America’s eventual dominance in the space race would not have been possible without the Black women behind the scenes, who performed complex calculations – pre-computers – and used their math and engineering skills to help their country pull ahead. Hidden Figures tells the story of three of those women, played by Taraji P. Henson, Janelle Monáeand Oscar winner Octavia Spencer, detailing their struggles to complete their mission during a segregated and misogynistic era. As the title suggests, their contributions were long-hidden by history until this movie and a previously published book highlighted their important contributions, correcting a long-standing omission in history. Hidden Figures was nominated for two Oscars (Best Picture and Best Adapted Screenplay).
When Hamilton swept the country after its Broadway debut in 2015, many wondered if there were plans to adapt the rap musical for the big screen, particularly with the original cast. Luckily, in 2020, audiences who missed out on the live theater experience of the show were able to watch a full version on Disney Plus, featuring the Tony award winning cast. Creator and star Lin-Manuel Miranda found Founding Father Alexander Hamilton’s life story so compelling that he created an entire musical about him, combining the genres of rap, soul, pop, and orchestral music to create a uniquely American production about a complicated historical figure.
Jimmy Stewart delivers a powerful performance as a young Senator fighting corruption in Mr. Smith Goes to Washington. The film was controversial at the time of its release, considered anti-American and pro-Communist for its negative portrayal of the government, but it is precisely that portrayal that makes it a classic.

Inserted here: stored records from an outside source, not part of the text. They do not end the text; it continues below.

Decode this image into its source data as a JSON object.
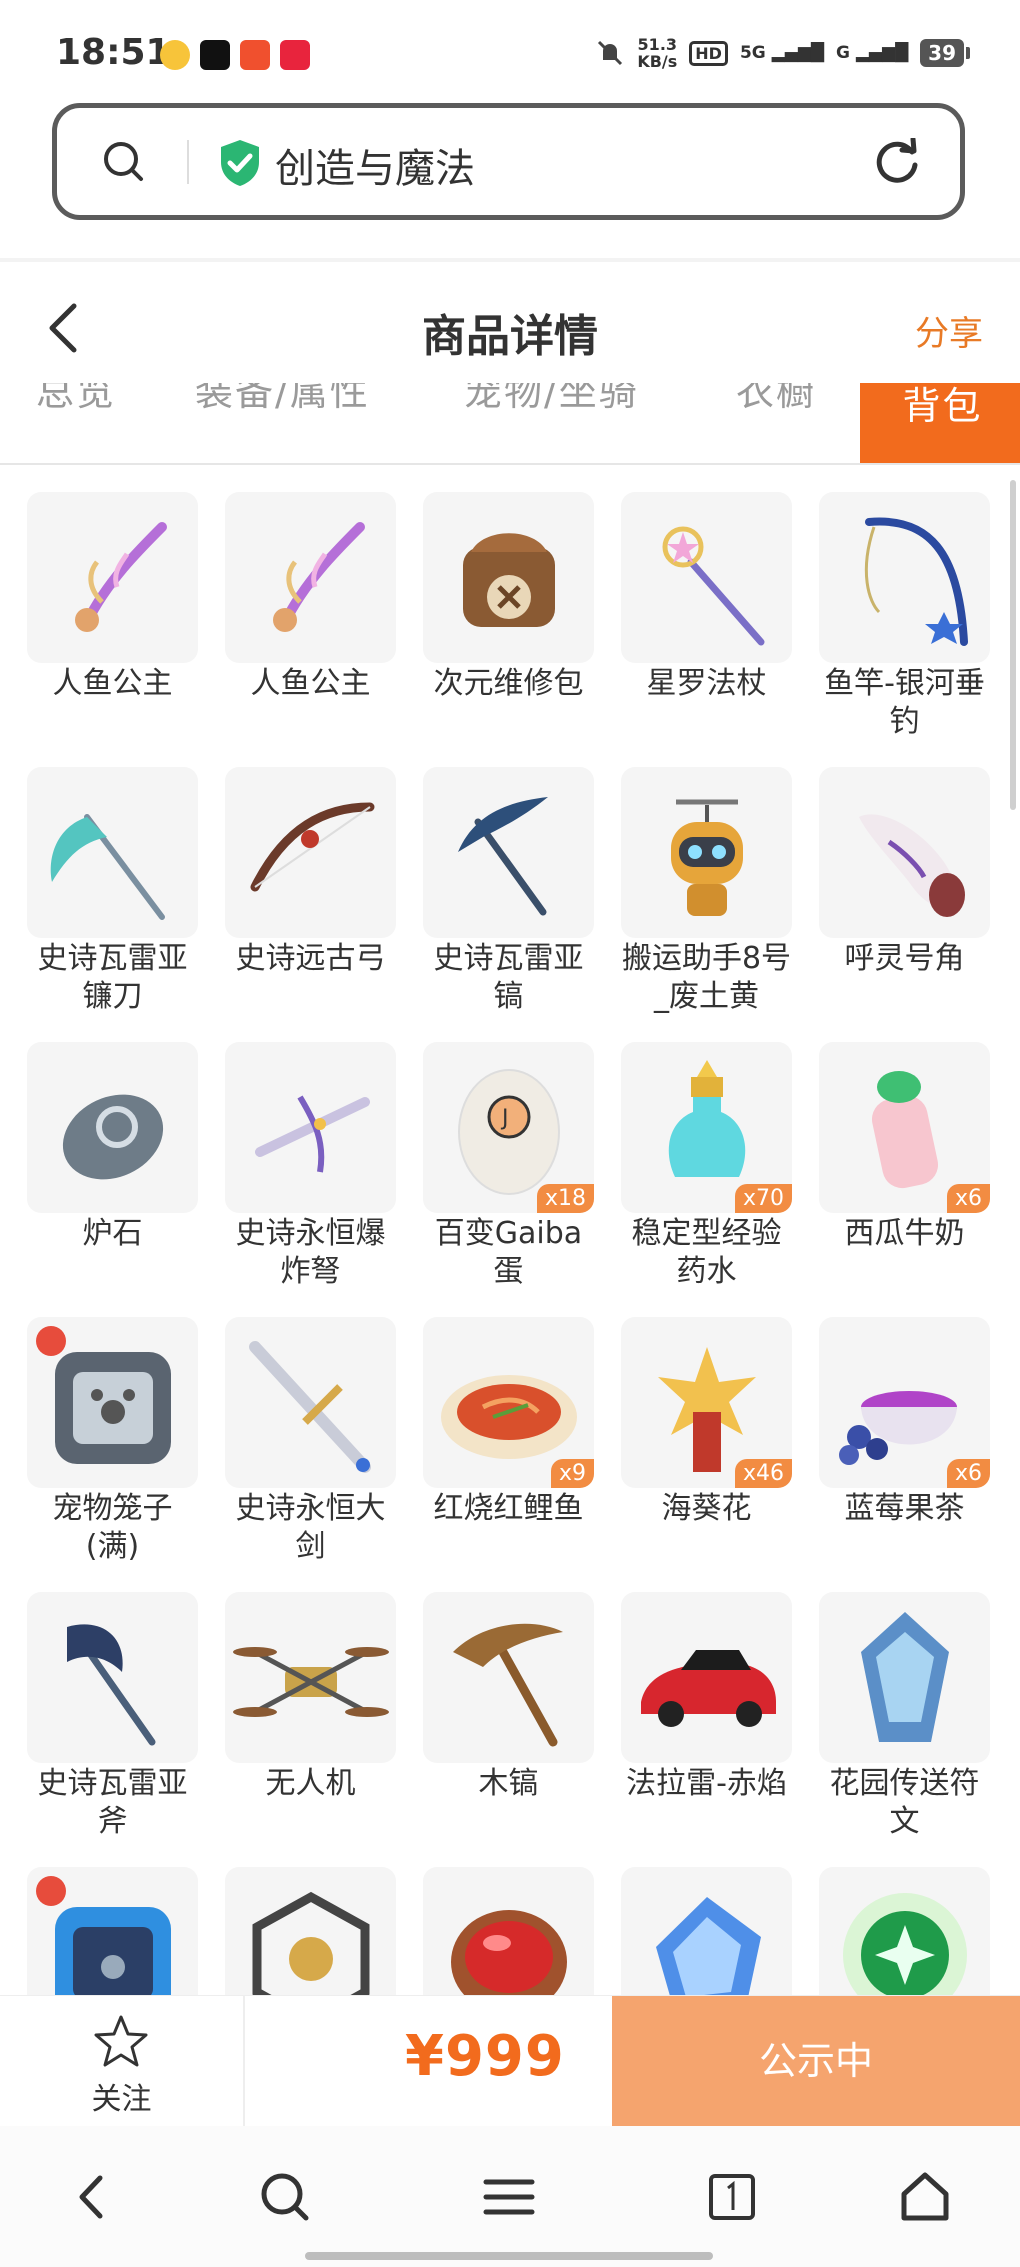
{
  "status_bar": {
    "time": "18:51",
    "net_speed_value": "51.3",
    "net_speed_unit": "KB/s",
    "hd_label": "HD",
    "signal_5g": "5G",
    "signal_g": "G",
    "battery": "39"
  },
  "search": {
    "text": "创造与魔法"
  },
  "header": {
    "title": "商品详情",
    "share": "分享"
  },
  "tabs": [
    {
      "label": "总览"
    },
    {
      "label": "装备/属性"
    },
    {
      "label": "宠物/坐骑"
    },
    {
      "label": "衣橱"
    },
    {
      "label": "背包"
    }
  ],
  "items": [
    {
      "name": "人鱼公主",
      "icon": "pink-staff-icon",
      "qty": ""
    },
    {
      "name": "人鱼公主",
      "icon": "pink-staff-icon",
      "qty": ""
    },
    {
      "name": "次元维修包",
      "icon": "repair-bag-icon",
      "qty": ""
    },
    {
      "name": "星罗法杖",
      "icon": "star-wand-icon",
      "qty": ""
    },
    {
      "name": "鱼竿-银河垂钓",
      "icon": "fishing-rod-icon",
      "qty": ""
    },
    {
      "name": "史诗瓦雷亚镰刀",
      "icon": "scythe-icon",
      "qty": ""
    },
    {
      "name": "史诗远古弓",
      "icon": "bow-icon",
      "qty": ""
    },
    {
      "name": "史诗瓦雷亚镐",
      "icon": "pickaxe-icon",
      "qty": ""
    },
    {
      "name": "搬运助手8号_废土黄",
      "icon": "robot-icon",
      "qty": ""
    },
    {
      "name": "呼灵号角",
      "icon": "horn-icon",
      "qty": ""
    },
    {
      "name": "炉石",
      "icon": "hearthstone-icon",
      "qty": ""
    },
    {
      "name": "史诗永恒爆炸弩",
      "icon": "crossbow-icon",
      "qty": ""
    },
    {
      "name": "百变Gaiba蛋",
      "icon": "egg-icon",
      "qty": "x18"
    },
    {
      "name": "稳定型经验药水",
      "icon": "potion-icon",
      "qty": "x70"
    },
    {
      "name": "西瓜牛奶",
      "icon": "milk-bottle-icon",
      "qty": "x6"
    },
    {
      "name": "宠物笼子(满)",
      "icon": "pet-cage-icon",
      "qty": ""
    },
    {
      "name": "史诗永恒大剑",
      "icon": "greatsword-icon",
      "qty": ""
    },
    {
      "name": "红烧红鲤鱼",
      "icon": "fish-dish-icon",
      "qty": "x9"
    },
    {
      "name": "海葵花",
      "icon": "anemone-flower-icon",
      "qty": "x46"
    },
    {
      "name": "蓝莓果茶",
      "icon": "blueberry-tea-icon",
      "qty": "x6"
    },
    {
      "name": "史诗瓦雷亚斧",
      "icon": "axe-icon",
      "qty": ""
    },
    {
      "name": "无人机",
      "icon": "drone-icon",
      "qty": ""
    },
    {
      "name": "木镐",
      "icon": "wooden-pickaxe-icon",
      "qty": ""
    },
    {
      "name": "法拉雷-赤焰",
      "icon": "red-car-icon",
      "qty": ""
    },
    {
      "name": "花园传送符文",
      "icon": "teleport-rune-icon",
      "qty": ""
    },
    {
      "name": "",
      "icon": "blue-pet-cage-icon",
      "qty": ""
    },
    {
      "name": "",
      "icon": "cube-frame-icon",
      "qty": ""
    },
    {
      "name": "",
      "icon": "red-gem-icon",
      "qty": ""
    },
    {
      "name": "",
      "icon": "blue-crystal-icon",
      "qty": ""
    },
    {
      "name": "",
      "icon": "green-orb-icon",
      "qty": ""
    }
  ],
  "action_bar": {
    "follow": "关注",
    "price": "¥999",
    "status": "公示中"
  },
  "colors": {
    "accent": "#f26b1d",
    "status_button": "#f5a46e",
    "qty_badge": "#f28c42"
  }
}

Through Mr. Smith’s impassioned 25-hour filibuster and dedication to the truth, the drama presents an American ideal that one person’s voice can truly be heard by the highest offices in the country. The film won the Oscar for Best Writing, Original Story.
Harriet Tubman is an incredible figure in American history, leading enslaved people to freedom through the Underground Railroad. She finally gets her due on-screen in Harriet, starring Cynthia Erivo in the title role. Erivo, who received an Oscar nomination for Best Actress for her powerful and understated performance as Tubman, portrays the icon from young woman to leader, balancing her strategic genius and bravery with her spirituality. Kasi Lemmons' film is a powerful ode to a woman who proved that one person really can make a difference, change the world for the better, and leave behind a legacy that inspires future generations.
Glory features one of Denzel Washington’s best performances as Private Silas Trip, a member of the 54th Massachusetts Infantry Regiment, one of the Union’s earliest Black regiments in the Civil War. (Washington received an Oscar for Best Supporting Actor for his performance.) Trip forms an uneasy relationship with his colonel (Matthew Broderick) and the other members of the unit played by Morgan Freeman and Andre Braugher as conflicts not only along racial lines but between freed and escaped enslaved men develop during the unit’s training. Edward Zwick's biographical war drama works to honor the men who risked their own freedom and their lives during the Civil War to secure the freedom of the enslaved people of the United States.
Before his TV series The West Wing, Aaron Sorkin brought us inside the White House with the charming romantic comedy-drama The American President. Michael Douglas stars as a widower president who falls for Annette Bening’s environmental lobbyist. Love and ethics collide as both try to achieve their political goals while maintaining their relationship, finding that compromise isn’t as easy as some might think. The film is peppered with Sorkin’s signature dialogue flourishes, and features future TV president Martin Sheen in a supporting role.